### DATA FOR PROCESSING ###
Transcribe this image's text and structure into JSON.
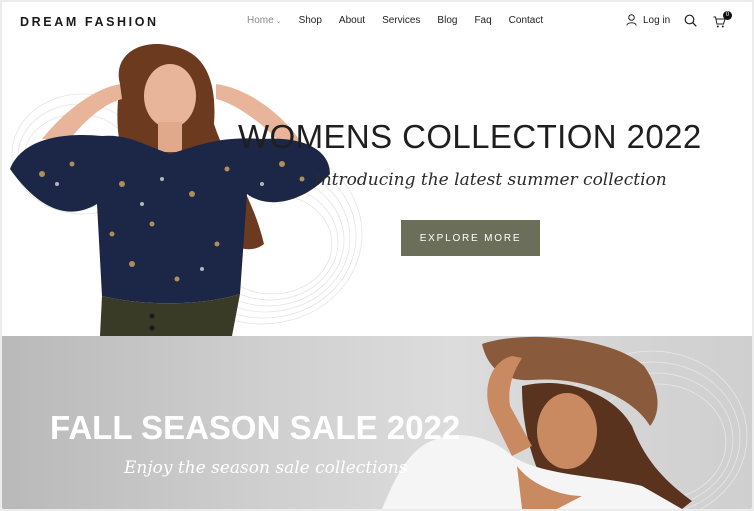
{
  "brand": {
    "name": "DREAM FASHION"
  },
  "nav": {
    "items": [
      {
        "label": "Home",
        "active": true
      },
      {
        "label": "Shop"
      },
      {
        "label": "About"
      },
      {
        "label": "Services"
      },
      {
        "label": "Blog"
      },
      {
        "label": "Faq"
      },
      {
        "label": "Contact"
      }
    ],
    "chevron": "⌄"
  },
  "header": {
    "login_label": "Log in",
    "cart_count": "0"
  },
  "hero": {
    "title": "WOMENS COLLECTION 2022",
    "subtitle": "Introducing the latest summer collection",
    "cta_label": "EXPLORE MORE"
  },
  "banner2": {
    "title": "FALL SEASON SALE 2022",
    "subtitle": "Enjoy the season sale collections"
  },
  "colors": {
    "accent": "#6b6e59",
    "text": "#1f1f1f",
    "muted": "#8a8a8a"
  },
  "icons": [
    "user-icon",
    "search-icon",
    "cart-icon"
  ]
}
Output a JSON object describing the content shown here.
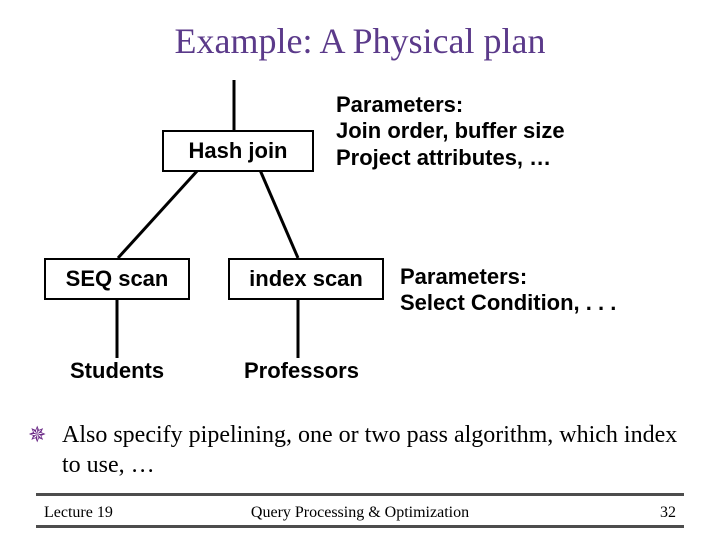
{
  "title": "Example: A Physical plan",
  "nodes": {
    "hashjoin": "Hash join",
    "seqscan": "SEQ scan",
    "indexscan": "index scan"
  },
  "leaves": {
    "students": "Students",
    "professors": "Professors"
  },
  "params": {
    "top": {
      "line1": "Parameters:",
      "line2": "Join order, buffer size",
      "line3": "Project attributes, …"
    },
    "right": {
      "line1": "Parameters:",
      "line2": "Select Condition, . . ."
    }
  },
  "bullet": "Also specify pipelining, one or two pass algorithm, which index to use, …",
  "footer": {
    "left": "Lecture 19",
    "center": "Query Processing & Optimization",
    "pageno": "32"
  },
  "colors": {
    "title": "#5b3a8a",
    "bullet_glyph": "#6b2a87",
    "rule": "#4d4d4d"
  }
}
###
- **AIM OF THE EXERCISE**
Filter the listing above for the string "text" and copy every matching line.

- **OUTPUT OF THE TASK**
Transcribe this image's text and structure into JSON.
    "text": "#1f1f1f",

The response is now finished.